GUA MUSANG: The daily routine of some 400 Orang Asli in Kampung Bihai Lama, Pos Bihai, here has changed slightly following an incident early this year of a man mauled to death by a tiger in nearby Kampung Sau.
Since then, they have become more cautious and will arm themselves with a spear or a machete, especially when carrying out jungle activities.
However, they have been placed on alert again with claims of the presence of another tiger roaming in their neighbourhood.
Bihai Lama Orang Asli Village Security Development Committee (JPKKOA) chairman Albet Angkai, 39, said villagers claimed that they found new traces of the animal in the village almost every week.
“We often see tiger footprints every time we enter the forest but no report has been made to the Wildlife Department (Perhilitan) because we don’t see it as a threat yet.
“Going through the forest is the only way for us to get to the river for our fish supply. So, we bring along our spears and machetes to protect ourselves against the wild animals,” he told reporters when met at Kampung Bihai Lama, Pos Bihai here.
One of the villagers, Mulian Alok, 50, said the villagers were still traumatised by the January incident of a man mauled to death by a tiger.
“Most of us now have pet dogs as the dogs will bark if it sees a tiger or other wild animals.
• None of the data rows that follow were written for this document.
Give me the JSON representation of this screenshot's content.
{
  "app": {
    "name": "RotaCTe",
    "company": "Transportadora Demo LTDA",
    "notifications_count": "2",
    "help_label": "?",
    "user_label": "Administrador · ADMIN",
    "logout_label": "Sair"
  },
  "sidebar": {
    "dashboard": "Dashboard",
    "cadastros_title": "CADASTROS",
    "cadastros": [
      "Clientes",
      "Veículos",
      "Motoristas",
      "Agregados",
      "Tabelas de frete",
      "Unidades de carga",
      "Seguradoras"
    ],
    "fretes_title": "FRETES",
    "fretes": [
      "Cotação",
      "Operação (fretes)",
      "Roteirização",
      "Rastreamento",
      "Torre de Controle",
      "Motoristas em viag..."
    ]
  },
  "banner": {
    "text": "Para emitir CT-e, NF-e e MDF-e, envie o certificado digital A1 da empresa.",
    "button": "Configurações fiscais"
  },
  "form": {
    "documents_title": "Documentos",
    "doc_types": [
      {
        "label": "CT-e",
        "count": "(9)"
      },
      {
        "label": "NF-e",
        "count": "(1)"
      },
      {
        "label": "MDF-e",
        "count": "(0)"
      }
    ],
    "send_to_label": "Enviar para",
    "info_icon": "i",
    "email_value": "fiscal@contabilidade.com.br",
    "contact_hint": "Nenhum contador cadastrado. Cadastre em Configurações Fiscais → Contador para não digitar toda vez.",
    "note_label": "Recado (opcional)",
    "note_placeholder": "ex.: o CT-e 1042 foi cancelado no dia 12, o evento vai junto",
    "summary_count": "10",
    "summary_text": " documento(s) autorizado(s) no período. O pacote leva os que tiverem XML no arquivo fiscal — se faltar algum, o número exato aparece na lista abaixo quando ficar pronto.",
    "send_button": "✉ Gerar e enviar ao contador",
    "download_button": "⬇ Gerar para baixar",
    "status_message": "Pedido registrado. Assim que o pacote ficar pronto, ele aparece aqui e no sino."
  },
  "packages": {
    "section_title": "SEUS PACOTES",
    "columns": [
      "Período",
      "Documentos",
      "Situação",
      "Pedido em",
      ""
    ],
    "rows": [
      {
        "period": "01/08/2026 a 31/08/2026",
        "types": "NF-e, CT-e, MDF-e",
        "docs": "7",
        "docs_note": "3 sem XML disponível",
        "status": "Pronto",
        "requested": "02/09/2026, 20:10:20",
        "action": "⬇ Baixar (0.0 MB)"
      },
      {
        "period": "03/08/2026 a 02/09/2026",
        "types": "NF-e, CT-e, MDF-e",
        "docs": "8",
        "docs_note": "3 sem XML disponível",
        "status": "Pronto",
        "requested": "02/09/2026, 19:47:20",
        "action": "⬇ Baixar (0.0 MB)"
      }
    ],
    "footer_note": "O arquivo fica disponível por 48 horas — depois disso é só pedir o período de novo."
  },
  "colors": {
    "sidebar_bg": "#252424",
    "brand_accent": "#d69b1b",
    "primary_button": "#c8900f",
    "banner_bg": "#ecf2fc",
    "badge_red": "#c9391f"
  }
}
Their barking will serve as a warning for us,” he added.
“I still have a phobia and am afraid of another ‘Pak Belang’ attack, so I remain cautious and avoid going into the forest,” he said.
Meanwhile, Kelantan Perhilitan director Mohamad Hafid Rohani said the department had yet to receive a report on the sighting of a tiger or its footprints in the Orang Asli villages.
He said the forest is the natural habitat of wild animals and their presence could not be denied.
“The Orang Asli hibernate with animals in the forests, so when they (Orang Asli) see tiger footprints, it does not mean a threat because tigers will run away when they see humans,” he said.
Source: The Star